Research is an important component of academic medicine, but many family medicine departments have struggled with barriers ranging from departmental culture to the lack of resources needed to advance the field. A paper published in Family Medicine reports that key factors to boost the creation of knowledge include leadership commitment to research and building a team approach to research that is relevant to family medicine.
Infant gut microbes altered by their mother's obesity can cause inflammation and other major changes within the baby, increasing the risk of obesity and non-alcoholic fatty liver disease later in life, according to researchers at the University of Colorado Anschutz Medical Campus.
A protein with a role in sensing cell damage and viral infections is a new target for the treatment of pulmonary hypertension, or increased blood pressure in the lungs, according to research led by Virginia Commonwealth University and the University of Sheffield in the United Kingdom.
When healthy people eat a low-gluten and fiber-rich diet compared with a high-gluten diet they experience less intestinal discomfort including less bloating which researchers at University of Copenhagen show are due to changes of the composition and function of gut bacteria. The new study also shows a modest weight loss following low-gluten dieting. The researchers attribute the impact of diet on healthy adults more to change in composition of dietary fibers than gluten itself.
Children born prematurely often experience serious problems with the gastrointestinal tract and therefore have increased risk of developing life-threatening bowel infection. Now researchers from the University of Copenhagen have shown, in a study on pigs, that transplantation of faeces from healthy pigs changes the bowel's bacterial composition in those born prematurely and protects them from the fatal bowel disease necrotizing enterocolitis (NEC).

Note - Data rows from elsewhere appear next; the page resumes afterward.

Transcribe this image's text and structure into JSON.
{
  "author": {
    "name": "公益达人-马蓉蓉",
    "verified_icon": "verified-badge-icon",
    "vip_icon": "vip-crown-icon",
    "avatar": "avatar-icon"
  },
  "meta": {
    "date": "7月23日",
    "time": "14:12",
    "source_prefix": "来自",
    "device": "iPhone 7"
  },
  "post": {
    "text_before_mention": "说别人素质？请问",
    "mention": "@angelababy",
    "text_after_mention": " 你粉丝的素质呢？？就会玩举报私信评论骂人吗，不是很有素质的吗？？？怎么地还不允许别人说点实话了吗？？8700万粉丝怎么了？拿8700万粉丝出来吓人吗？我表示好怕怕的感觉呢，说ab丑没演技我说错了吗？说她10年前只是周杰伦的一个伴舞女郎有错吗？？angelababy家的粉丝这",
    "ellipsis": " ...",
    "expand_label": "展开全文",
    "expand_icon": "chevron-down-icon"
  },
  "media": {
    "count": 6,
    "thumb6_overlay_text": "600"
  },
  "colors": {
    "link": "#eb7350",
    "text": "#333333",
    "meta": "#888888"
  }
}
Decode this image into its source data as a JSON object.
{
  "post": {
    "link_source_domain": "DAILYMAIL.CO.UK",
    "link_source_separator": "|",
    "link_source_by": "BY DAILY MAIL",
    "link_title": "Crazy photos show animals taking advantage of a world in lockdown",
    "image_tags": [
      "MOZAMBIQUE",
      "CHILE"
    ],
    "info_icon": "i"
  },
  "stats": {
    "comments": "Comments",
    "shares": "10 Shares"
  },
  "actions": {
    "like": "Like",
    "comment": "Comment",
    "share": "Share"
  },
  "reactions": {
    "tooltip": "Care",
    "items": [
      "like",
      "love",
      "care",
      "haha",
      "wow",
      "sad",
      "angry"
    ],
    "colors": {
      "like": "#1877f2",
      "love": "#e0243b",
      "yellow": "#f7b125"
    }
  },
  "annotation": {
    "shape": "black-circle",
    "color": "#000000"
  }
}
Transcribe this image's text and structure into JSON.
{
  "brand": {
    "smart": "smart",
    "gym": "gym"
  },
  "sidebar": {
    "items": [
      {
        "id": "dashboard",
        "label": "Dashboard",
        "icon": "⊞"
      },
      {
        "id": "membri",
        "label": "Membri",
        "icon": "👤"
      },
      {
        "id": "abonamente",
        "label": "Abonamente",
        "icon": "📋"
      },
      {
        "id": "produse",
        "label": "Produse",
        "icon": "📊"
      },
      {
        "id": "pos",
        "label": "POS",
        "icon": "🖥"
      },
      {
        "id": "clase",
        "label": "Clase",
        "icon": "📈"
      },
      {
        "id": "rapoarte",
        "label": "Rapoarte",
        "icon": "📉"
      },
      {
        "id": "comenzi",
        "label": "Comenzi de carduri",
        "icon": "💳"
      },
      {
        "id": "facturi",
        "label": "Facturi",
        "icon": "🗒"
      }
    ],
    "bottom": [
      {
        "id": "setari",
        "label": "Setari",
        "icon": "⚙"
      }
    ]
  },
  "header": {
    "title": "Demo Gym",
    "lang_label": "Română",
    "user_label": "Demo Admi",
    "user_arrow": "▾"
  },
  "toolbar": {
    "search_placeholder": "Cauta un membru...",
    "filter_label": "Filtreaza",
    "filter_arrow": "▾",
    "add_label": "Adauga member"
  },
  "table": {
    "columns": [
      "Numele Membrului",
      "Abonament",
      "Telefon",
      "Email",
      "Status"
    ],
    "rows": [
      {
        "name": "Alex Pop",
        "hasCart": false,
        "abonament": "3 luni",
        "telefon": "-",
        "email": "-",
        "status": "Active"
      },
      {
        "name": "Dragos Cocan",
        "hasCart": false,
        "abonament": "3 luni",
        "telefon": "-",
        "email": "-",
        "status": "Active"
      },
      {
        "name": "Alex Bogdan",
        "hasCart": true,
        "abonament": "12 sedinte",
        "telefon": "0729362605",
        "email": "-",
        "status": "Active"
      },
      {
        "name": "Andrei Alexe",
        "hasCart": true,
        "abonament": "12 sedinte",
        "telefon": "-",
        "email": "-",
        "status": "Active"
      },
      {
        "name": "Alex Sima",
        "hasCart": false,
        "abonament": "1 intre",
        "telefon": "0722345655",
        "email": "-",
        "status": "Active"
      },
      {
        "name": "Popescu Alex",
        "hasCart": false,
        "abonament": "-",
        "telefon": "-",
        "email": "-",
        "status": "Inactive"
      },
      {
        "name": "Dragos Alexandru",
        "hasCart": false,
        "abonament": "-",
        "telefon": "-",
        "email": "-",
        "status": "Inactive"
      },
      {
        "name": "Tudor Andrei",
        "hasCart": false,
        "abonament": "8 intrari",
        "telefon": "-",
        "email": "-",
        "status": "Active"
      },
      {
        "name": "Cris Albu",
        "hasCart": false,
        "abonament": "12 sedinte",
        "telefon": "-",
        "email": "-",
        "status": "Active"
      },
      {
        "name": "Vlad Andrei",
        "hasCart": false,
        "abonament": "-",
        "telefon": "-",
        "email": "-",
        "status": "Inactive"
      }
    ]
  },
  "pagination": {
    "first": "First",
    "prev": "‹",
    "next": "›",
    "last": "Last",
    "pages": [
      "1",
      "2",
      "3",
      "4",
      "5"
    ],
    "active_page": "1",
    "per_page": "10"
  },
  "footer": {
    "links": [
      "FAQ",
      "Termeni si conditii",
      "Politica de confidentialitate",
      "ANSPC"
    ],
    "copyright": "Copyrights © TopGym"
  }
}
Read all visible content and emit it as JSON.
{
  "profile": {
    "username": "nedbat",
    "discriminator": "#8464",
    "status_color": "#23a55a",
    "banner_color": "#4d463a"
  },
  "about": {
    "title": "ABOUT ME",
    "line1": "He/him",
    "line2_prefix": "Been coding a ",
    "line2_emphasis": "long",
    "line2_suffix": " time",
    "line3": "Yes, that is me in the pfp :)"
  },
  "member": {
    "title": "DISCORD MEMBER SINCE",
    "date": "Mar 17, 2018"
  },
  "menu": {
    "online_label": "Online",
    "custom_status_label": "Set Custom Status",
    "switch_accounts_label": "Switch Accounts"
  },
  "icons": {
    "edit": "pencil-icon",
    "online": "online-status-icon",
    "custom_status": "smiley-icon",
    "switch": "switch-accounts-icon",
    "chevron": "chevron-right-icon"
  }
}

Investigating a new marker for chronic inflammation GlycA, researchers have found that chronic inflammation is linked to increased risk for shorter lifespan and several organ-related diseases. The findings were made through investigating GlycA measurements with Nightingale Health's blood testing technology. The results highlight a potential use for measuring GlycA in healthcare.
Outbreaks of norovirus in health care settings and outbreaks caused by a particular genotype of the virus are more likely to make people seriously ill, according to a new study in The Journal of Infectious Diseases. Based on an analysis of nearly 3,800 US outbreaks from 2009 to 2016, the research confirms several factors that can make norovirus outbreaks more severe and may help guide efforts to develop a vaccine to prevent this highly contagious disease.
A new study published in Clinical Kidney Journal indicates that the usage of marijuana by kidney donors has no measurable effect upon the outcomes of kidney transplants for donors or recipients. This study is the first to investigate the effect of marijuana use by live kidney donors.
New research has identified rogue cells -- namely brain and muscle cells -- lurking within kidney organoids. Such cells make up only 10 to 20 percent of an organoid's cells, but their presence indicates that the 'recipes' used to coax stem cells into becoming kidney cells inadvertently are churning out other cell types.
Patients with rare, but incurable cancers of the digestive tract have responded well to a combination of two drugs that block the MEK and BRAF pathways, which drive the disease in some cases. They have survived for longer without the disease progressing than the usual average time of less than five months, even though their cancer was advanced and had not responded to previous therapies. The research is presented at the 30th EORTC-NCI-AACR Symposium on Molecular Targets and Cancer Therapeutics in Dublin, Ireland.